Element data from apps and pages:
◆ ◆ ◆ ◆ ◆ ◆ ◆
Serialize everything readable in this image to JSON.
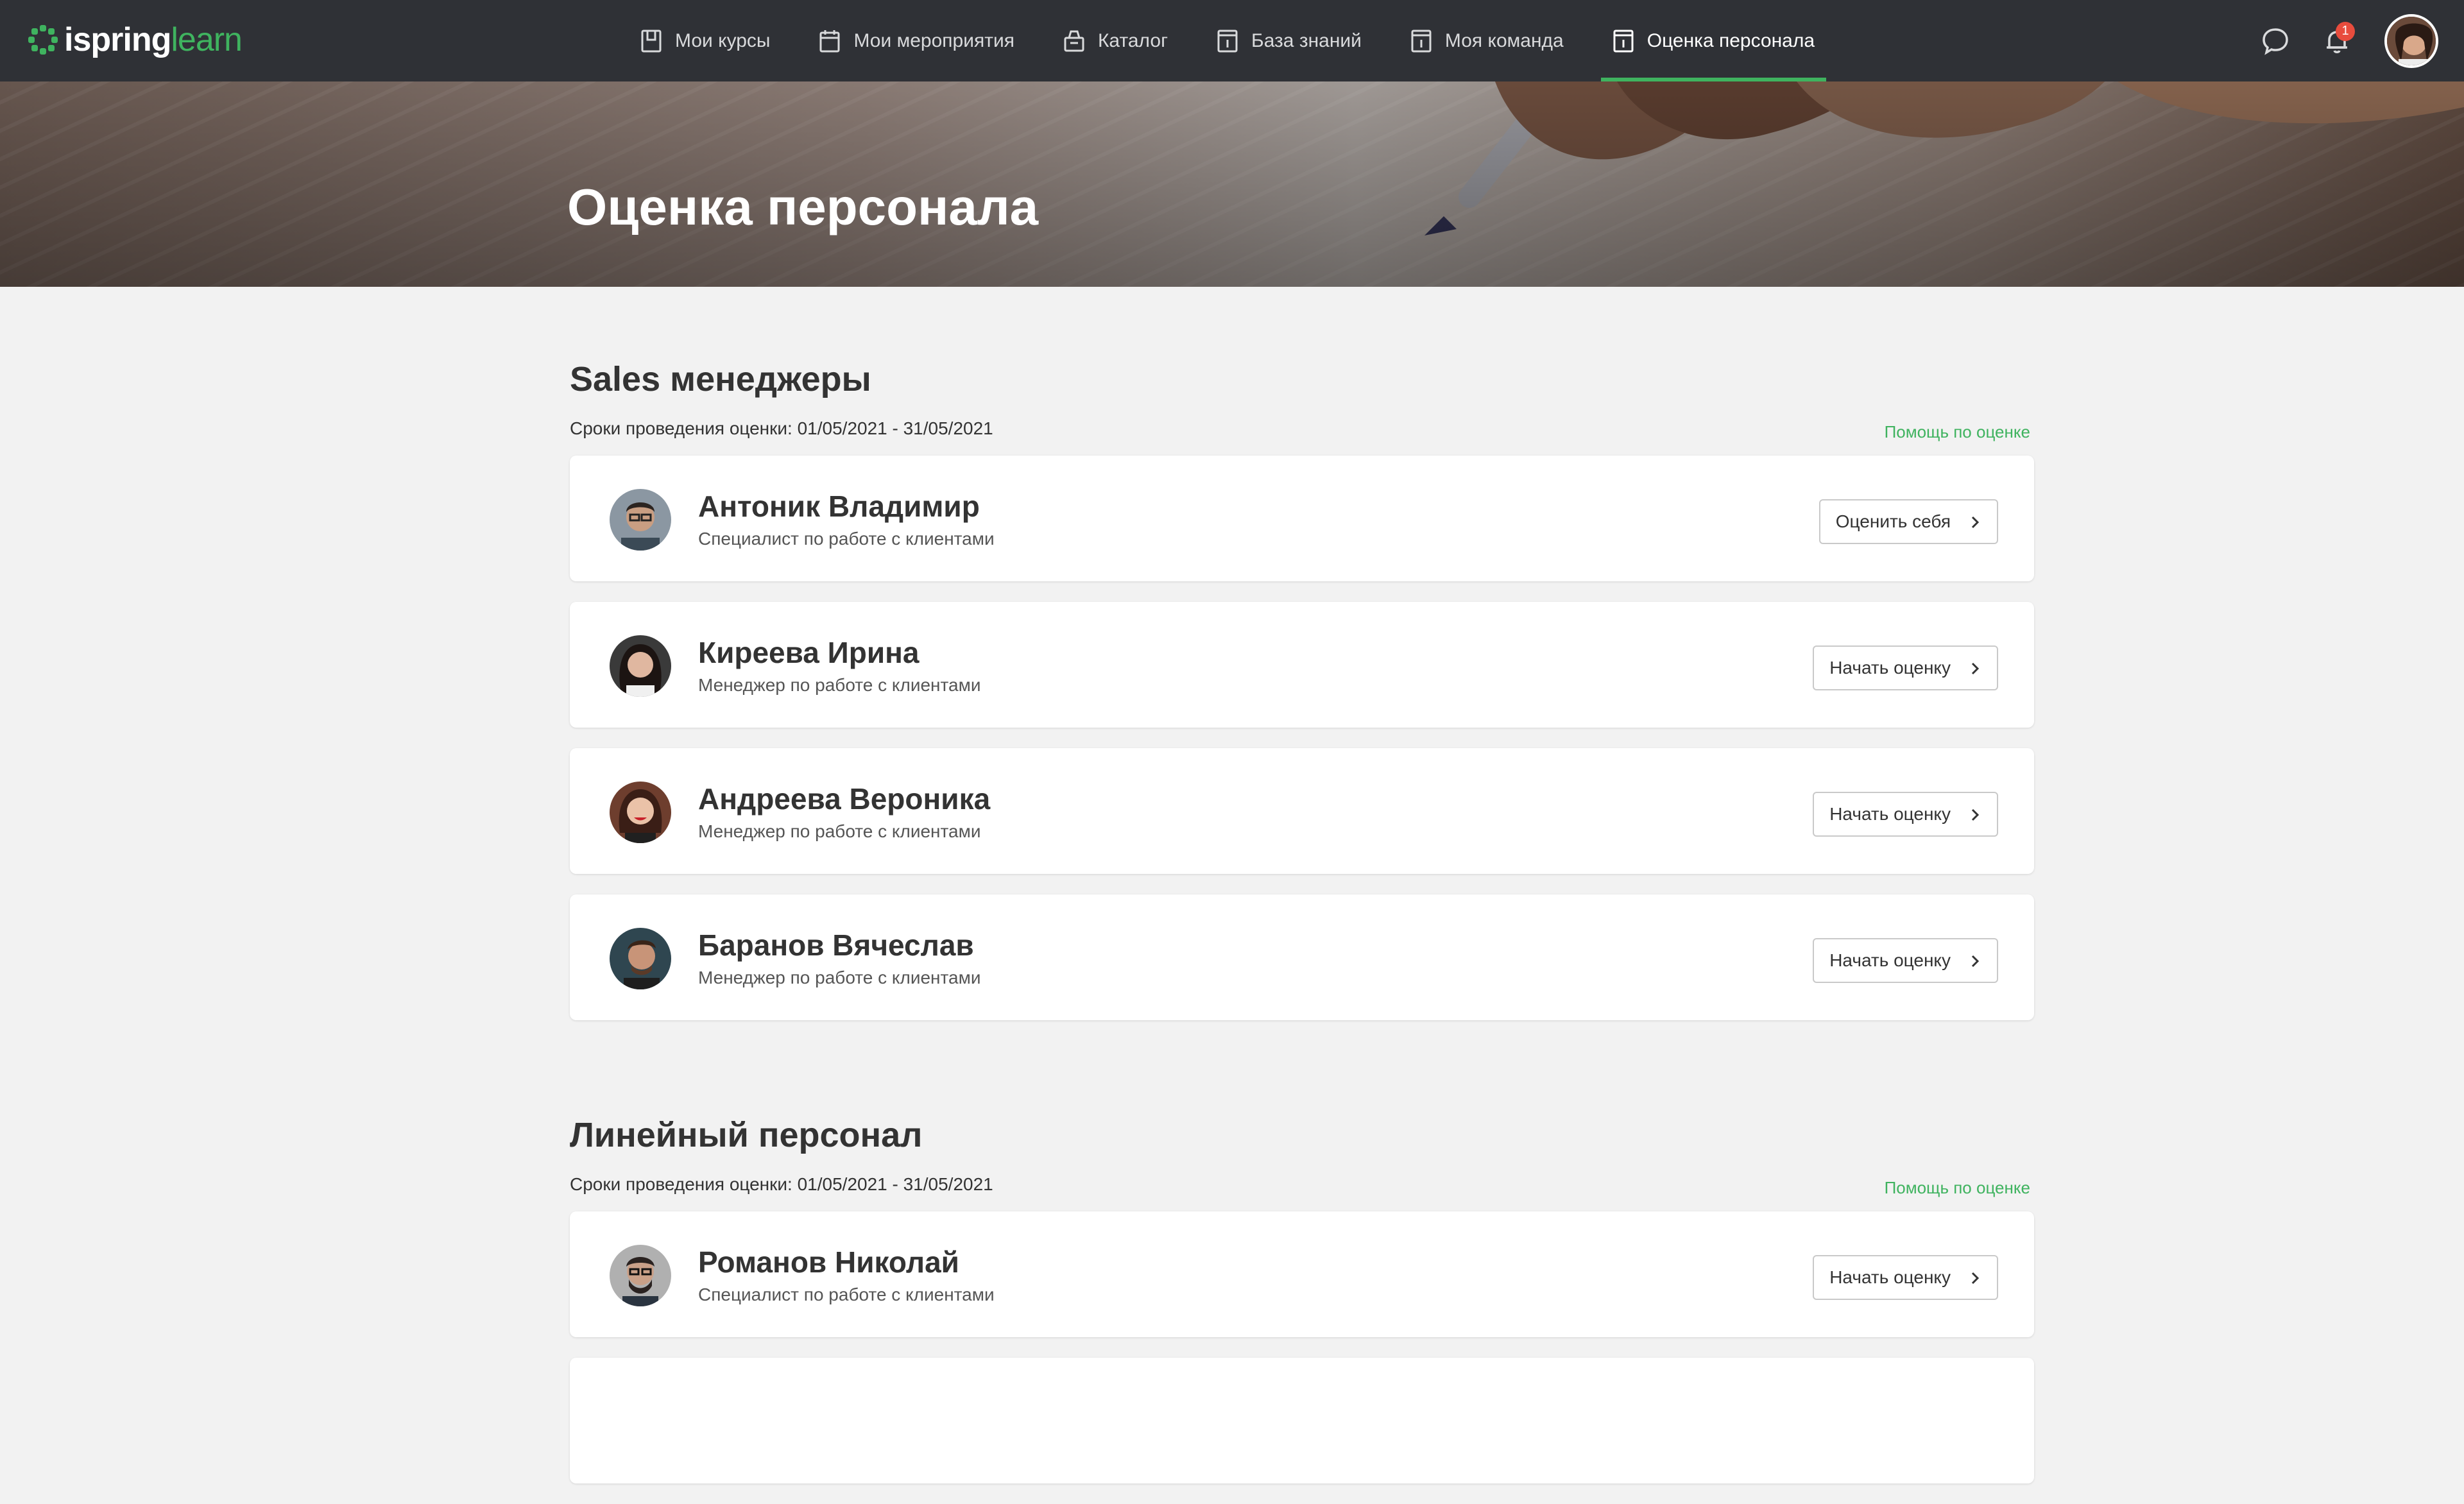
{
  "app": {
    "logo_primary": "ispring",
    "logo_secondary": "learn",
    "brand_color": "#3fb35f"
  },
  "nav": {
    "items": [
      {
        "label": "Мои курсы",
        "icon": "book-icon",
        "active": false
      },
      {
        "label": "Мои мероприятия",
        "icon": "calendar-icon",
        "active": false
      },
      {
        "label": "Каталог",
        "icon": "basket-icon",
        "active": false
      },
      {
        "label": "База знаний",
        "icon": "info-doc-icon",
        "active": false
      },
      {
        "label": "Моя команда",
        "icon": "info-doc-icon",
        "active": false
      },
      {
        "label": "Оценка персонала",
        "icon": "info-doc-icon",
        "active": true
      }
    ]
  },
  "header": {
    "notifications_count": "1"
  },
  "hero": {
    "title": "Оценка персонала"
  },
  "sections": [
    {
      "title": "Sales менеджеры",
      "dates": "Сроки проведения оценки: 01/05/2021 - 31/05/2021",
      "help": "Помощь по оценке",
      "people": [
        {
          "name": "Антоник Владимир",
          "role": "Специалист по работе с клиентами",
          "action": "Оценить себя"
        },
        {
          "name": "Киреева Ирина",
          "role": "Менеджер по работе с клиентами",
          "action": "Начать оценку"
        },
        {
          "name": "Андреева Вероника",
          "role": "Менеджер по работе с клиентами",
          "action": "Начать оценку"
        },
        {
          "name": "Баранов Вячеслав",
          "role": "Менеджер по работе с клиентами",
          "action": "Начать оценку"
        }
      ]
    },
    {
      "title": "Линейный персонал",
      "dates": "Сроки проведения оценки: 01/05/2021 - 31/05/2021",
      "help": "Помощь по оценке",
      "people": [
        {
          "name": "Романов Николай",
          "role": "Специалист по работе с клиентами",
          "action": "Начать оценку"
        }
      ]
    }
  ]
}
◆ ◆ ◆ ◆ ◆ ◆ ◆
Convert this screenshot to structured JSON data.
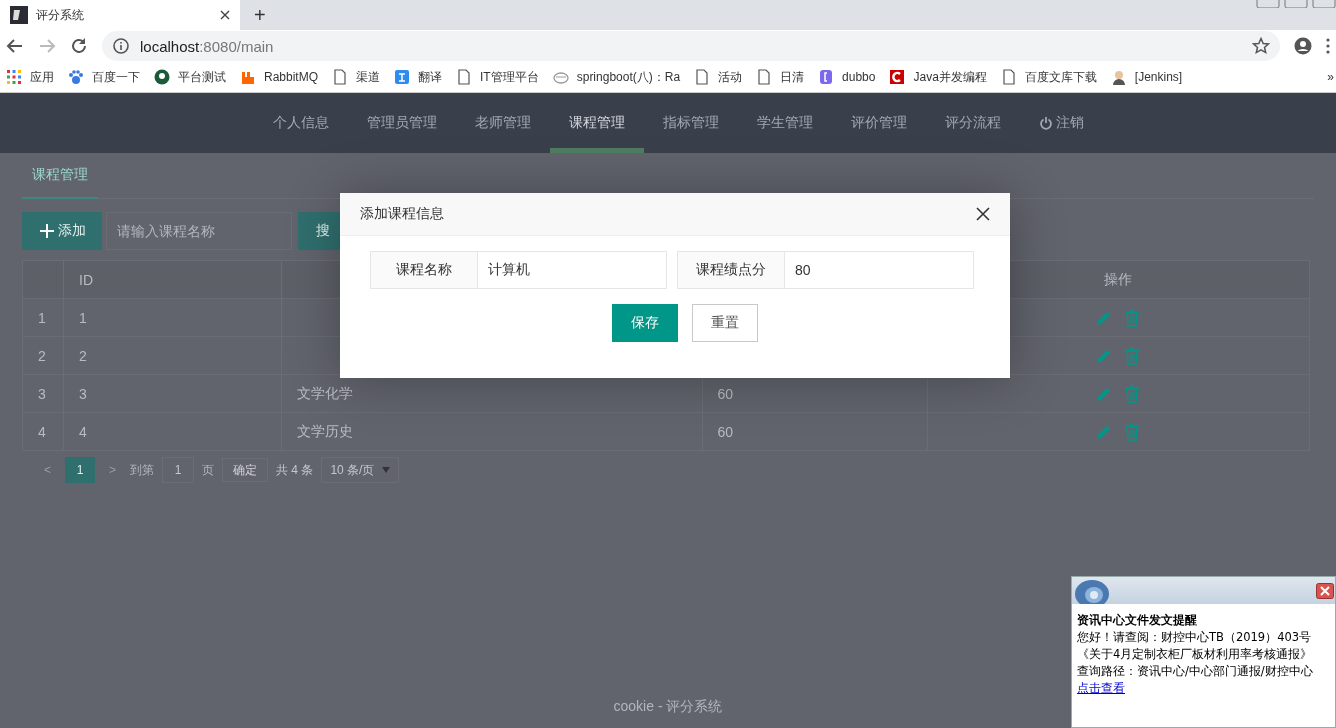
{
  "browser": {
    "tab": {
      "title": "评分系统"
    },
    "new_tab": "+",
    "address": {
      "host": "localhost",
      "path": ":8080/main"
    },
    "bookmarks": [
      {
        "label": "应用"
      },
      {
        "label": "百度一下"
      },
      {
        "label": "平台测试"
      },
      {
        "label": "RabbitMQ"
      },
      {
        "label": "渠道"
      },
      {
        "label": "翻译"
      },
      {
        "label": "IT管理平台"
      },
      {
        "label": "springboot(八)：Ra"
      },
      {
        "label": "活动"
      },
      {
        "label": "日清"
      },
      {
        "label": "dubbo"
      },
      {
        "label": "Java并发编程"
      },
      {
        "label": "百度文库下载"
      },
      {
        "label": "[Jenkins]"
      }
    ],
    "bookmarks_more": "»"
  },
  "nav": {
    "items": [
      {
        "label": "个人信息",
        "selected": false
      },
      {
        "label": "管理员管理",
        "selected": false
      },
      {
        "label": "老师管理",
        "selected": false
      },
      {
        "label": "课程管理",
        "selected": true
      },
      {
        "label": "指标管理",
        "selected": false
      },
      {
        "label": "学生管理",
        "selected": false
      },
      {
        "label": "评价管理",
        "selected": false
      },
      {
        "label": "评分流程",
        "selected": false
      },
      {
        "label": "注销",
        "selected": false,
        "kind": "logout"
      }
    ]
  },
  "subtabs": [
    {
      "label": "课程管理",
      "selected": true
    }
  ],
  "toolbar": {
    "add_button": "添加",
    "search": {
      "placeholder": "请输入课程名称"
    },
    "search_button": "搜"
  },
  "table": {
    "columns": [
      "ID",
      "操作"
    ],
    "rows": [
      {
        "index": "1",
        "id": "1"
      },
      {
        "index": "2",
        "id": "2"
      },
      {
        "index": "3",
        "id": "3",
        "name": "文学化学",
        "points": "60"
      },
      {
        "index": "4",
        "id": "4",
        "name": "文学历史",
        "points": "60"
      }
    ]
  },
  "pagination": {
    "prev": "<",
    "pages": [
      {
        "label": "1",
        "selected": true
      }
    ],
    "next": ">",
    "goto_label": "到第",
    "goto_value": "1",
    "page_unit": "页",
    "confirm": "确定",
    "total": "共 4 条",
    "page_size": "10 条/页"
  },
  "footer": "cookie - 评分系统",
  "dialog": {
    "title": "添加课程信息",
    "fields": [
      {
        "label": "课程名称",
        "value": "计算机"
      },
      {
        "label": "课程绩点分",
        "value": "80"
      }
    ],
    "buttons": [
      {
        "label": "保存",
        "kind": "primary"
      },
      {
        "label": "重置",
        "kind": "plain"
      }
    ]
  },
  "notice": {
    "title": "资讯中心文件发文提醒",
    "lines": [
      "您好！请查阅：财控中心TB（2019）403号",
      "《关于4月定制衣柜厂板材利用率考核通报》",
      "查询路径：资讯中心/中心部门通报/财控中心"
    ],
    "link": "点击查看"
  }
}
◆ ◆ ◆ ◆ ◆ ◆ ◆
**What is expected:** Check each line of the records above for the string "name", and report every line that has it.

**Written solution:**
          "name": "Антоник Владимир",
          "name": "Киреева Ирина",
          "name": "Андреева Вероника",
          "name": "Баранов Вячеслав",
          "name": "Романов Николай",
        "name": "文学化学",
        "name": "文学历史",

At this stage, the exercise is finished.